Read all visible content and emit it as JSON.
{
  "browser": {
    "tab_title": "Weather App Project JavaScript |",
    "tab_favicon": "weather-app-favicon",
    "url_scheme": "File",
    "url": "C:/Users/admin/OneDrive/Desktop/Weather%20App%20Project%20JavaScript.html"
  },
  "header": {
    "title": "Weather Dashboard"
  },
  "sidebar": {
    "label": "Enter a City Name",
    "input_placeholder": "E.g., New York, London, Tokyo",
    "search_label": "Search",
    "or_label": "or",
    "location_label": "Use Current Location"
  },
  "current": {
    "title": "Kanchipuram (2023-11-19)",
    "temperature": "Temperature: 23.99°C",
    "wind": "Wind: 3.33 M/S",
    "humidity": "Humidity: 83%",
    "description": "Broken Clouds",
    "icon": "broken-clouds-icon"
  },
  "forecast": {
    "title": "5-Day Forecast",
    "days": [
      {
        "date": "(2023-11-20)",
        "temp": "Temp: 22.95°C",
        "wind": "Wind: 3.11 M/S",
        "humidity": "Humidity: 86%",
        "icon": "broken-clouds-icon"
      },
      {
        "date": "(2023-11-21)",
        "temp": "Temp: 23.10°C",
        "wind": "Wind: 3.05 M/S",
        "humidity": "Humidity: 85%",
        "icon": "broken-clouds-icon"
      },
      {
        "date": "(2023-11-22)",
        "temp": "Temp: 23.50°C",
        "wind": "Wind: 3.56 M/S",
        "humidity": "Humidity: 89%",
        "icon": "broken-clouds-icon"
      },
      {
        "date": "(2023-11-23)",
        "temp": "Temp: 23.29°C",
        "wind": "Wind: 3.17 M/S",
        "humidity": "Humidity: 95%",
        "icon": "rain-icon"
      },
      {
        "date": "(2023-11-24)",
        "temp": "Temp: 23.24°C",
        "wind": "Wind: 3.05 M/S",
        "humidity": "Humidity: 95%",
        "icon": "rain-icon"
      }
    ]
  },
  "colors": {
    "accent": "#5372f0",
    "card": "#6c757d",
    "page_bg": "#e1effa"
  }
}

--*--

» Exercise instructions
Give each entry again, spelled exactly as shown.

» Problem solution
Read all visible content and emit it as JSON.
{
  "browser": {
    "tab_title": "Weather App Project JavaScript |",
    "tab_favicon": "weather-app-favicon",
    "url_scheme": "File",
    "url": "C:/Users/admin/OneDrive/Desktop/Weather%20App%20Project%20JavaScript.html"
  },
  "header": {
    "title": "Weather Dashboard"
  },
  "sidebar": {
    "label": "Enter a City Name",
    "input_placeholder": "E.g., New York, London, Tokyo",
    "search_label": "Search",
    "or_label": "or",
    "location_label": "Use Current Location"
  },
  "current": {
    "title": "Kanchipuram (2023-11-19)",
    "temperature": "Temperature: 23.99°C",
    "wind": "Wind: 3.33 M/S",
    "humidity": "Humidity: 83%",
    "description": "Broken Clouds",
    "icon": "broken-clouds-icon"
  },
  "forecast": {
    "title": "5-Day Forecast",
    "days": [
      {
        "date": "(2023-11-20)",
        "temp": "Temp: 22.95°C",
        "wind": "Wind: 3.11 M/S",
        "humidity": "Humidity: 86%",
        "icon": "broken-clouds-icon"
      },
      {
        "date": "(2023-11-21)",
        "temp": "Temp: 23.10°C",
        "wind": "Wind: 3.05 M/S",
        "humidity": "Humidity: 85%",
        "icon": "broken-clouds-icon"
      },
      {
        "date": "(2023-11-22)",
        "temp": "Temp: 23.50°C",
        "wind": "Wind: 3.56 M/S",
        "humidity": "Humidity: 89%",
        "icon": "broken-clouds-icon"
      },
      {
        "date": "(2023-11-23)",
        "temp": "Temp: 23.29°C",
        "wind": "Wind: 3.17 M/S",
        "humidity": "Humidity: 95%",
        "icon": "rain-icon"
      },
      {
        "date": "(2023-11-24)",
        "temp": "Temp: 23.24°C",
        "wind": "Wind: 3.05 M/S",
        "humidity": "Humidity: 95%",
        "icon": "rain-icon"
      }
    ]
  },
  "colors": {
    "accent": "#5372f0",
    "card": "#6c757d",
    "page_bg": "#e1effa"
  }
}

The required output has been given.